What is required: Each line of the listing where "description" appears should be reported.

-- Material for this exercise follows --

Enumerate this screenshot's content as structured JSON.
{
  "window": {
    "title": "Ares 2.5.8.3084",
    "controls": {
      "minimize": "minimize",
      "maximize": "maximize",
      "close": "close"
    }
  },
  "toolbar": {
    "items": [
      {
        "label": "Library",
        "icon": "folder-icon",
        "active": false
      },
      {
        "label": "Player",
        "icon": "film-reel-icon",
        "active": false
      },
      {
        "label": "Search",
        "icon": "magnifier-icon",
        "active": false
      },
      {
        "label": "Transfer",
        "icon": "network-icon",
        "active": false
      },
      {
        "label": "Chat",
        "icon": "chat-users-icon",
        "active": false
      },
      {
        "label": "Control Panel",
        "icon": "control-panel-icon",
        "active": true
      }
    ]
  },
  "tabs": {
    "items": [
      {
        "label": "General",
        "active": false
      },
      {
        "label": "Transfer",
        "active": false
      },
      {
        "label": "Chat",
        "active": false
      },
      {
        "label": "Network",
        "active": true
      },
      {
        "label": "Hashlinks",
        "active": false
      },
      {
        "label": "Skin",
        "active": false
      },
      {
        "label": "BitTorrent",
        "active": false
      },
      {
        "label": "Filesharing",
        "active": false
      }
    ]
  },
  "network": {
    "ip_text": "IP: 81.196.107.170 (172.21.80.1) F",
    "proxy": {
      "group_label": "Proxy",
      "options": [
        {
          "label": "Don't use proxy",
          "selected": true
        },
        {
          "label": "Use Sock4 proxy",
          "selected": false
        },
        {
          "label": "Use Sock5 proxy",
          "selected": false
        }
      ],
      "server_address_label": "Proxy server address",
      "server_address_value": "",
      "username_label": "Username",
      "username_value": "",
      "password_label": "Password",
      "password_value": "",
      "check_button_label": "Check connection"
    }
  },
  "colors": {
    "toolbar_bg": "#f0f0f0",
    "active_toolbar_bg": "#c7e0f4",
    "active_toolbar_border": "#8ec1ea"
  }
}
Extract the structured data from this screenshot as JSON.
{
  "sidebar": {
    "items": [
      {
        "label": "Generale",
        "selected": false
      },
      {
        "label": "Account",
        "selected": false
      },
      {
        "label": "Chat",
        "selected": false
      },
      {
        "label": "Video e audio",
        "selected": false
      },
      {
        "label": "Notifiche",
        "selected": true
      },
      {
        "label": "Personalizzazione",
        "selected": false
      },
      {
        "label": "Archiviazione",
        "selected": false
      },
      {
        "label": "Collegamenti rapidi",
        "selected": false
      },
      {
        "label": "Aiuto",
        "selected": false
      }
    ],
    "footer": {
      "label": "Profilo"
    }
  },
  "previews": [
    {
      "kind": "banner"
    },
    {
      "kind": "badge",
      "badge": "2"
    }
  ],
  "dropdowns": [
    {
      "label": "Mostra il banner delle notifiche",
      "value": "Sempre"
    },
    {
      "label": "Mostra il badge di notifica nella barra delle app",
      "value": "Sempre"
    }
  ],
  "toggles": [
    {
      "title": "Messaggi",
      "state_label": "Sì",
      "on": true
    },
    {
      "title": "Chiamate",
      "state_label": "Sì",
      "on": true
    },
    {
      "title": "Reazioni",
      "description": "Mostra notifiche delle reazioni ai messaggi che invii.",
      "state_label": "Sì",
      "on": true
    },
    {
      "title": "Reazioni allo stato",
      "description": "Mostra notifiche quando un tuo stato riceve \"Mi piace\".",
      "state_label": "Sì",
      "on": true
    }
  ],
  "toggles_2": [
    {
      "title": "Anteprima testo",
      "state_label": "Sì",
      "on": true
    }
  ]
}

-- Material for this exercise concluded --
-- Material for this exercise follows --

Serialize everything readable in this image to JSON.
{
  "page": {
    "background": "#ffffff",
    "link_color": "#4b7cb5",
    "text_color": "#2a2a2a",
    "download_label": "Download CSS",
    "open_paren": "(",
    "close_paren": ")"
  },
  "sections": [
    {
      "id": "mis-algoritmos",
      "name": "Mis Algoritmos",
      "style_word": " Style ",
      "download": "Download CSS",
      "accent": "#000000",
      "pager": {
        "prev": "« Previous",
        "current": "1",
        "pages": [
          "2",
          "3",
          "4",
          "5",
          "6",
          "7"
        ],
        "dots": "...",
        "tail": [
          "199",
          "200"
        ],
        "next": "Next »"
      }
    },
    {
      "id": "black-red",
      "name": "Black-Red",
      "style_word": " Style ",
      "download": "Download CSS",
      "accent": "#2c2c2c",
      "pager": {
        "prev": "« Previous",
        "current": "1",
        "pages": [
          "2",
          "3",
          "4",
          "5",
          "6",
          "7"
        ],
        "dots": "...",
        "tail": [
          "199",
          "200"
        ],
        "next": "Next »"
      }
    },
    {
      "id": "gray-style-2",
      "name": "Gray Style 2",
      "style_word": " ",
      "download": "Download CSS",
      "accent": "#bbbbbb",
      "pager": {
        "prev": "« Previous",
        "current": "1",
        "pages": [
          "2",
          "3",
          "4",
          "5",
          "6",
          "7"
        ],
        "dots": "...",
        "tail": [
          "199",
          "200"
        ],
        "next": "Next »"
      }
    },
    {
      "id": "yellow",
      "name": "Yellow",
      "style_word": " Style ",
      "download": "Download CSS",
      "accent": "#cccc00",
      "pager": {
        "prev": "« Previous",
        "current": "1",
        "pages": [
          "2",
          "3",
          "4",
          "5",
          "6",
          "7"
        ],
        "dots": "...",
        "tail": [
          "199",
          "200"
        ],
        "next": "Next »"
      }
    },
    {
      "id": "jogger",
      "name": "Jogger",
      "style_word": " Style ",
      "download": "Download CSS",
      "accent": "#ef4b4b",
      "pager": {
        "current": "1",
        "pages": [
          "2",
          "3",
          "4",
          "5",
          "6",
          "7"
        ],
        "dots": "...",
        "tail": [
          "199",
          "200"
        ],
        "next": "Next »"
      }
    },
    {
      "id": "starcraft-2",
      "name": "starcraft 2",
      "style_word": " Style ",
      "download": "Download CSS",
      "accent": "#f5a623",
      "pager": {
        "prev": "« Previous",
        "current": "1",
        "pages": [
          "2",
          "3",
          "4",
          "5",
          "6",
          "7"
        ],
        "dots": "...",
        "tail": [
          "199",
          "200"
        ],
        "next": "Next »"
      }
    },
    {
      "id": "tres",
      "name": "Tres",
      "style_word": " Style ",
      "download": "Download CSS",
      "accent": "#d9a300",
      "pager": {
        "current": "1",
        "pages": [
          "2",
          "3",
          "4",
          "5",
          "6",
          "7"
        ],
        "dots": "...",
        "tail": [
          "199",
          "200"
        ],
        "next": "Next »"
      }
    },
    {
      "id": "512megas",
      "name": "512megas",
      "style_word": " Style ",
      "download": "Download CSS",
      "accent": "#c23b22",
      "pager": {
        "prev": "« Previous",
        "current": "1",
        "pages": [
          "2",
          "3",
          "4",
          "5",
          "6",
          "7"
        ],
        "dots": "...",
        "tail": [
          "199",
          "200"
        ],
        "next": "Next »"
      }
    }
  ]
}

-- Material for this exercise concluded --
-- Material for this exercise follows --

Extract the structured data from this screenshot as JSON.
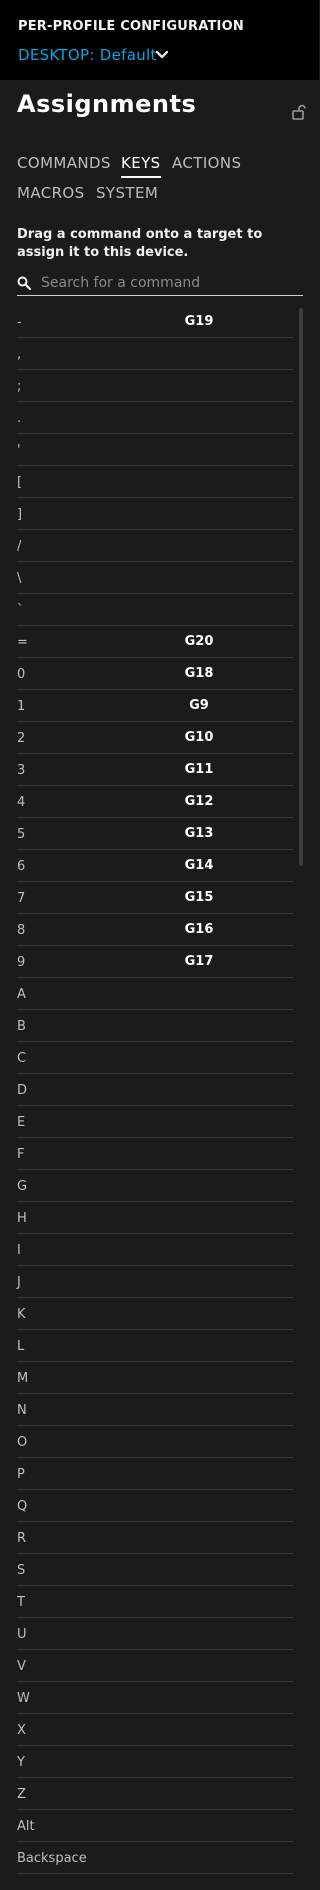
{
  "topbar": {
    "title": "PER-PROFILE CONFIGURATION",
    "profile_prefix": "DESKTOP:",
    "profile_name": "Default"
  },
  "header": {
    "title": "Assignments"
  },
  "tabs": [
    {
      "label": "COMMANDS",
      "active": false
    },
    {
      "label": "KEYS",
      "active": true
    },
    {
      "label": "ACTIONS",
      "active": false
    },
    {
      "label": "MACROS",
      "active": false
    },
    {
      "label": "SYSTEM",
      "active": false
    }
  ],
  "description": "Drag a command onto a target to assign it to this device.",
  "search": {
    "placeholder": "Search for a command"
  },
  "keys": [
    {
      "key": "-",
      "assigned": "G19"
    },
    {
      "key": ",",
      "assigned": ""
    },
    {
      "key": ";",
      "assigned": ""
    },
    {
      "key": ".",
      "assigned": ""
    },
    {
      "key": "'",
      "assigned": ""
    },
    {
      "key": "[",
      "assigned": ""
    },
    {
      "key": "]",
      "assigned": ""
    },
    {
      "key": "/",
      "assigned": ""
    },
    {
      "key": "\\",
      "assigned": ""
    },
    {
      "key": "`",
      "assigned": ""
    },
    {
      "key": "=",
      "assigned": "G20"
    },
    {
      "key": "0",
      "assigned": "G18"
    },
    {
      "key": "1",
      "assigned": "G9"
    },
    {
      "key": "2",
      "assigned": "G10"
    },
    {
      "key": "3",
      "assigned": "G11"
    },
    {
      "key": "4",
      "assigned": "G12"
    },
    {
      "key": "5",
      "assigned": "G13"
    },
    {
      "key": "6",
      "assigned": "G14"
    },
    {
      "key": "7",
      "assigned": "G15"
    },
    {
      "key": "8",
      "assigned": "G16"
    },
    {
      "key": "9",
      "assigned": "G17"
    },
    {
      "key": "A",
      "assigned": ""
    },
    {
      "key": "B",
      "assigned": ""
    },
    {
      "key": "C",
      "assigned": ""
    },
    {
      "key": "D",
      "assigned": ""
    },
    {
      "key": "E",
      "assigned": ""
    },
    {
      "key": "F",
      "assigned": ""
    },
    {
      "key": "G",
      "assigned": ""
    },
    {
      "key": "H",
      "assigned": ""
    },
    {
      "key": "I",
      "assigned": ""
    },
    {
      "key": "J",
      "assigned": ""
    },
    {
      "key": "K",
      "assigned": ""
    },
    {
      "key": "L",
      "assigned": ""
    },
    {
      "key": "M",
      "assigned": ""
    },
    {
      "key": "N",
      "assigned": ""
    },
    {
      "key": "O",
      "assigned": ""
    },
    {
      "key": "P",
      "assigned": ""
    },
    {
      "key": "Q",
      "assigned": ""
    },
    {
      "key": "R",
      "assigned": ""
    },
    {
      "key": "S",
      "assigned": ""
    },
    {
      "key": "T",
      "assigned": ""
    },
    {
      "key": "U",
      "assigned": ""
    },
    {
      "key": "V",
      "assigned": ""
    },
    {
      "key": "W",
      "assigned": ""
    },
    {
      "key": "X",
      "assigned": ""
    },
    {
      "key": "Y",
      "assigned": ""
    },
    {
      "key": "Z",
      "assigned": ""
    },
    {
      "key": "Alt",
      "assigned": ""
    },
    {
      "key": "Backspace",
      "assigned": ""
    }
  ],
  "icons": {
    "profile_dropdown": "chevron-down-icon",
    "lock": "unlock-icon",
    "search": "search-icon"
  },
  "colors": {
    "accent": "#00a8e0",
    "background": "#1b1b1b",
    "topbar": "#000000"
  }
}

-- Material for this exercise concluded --

Solution:
      "description": "Mostra notifiche delle reazioni ai messaggi che invii.",
      "description": "Mostra notifiche quando un tuo stato riceve \"Mi piace\".",
  "description": "Drag a command onto a target to assign it to this device.",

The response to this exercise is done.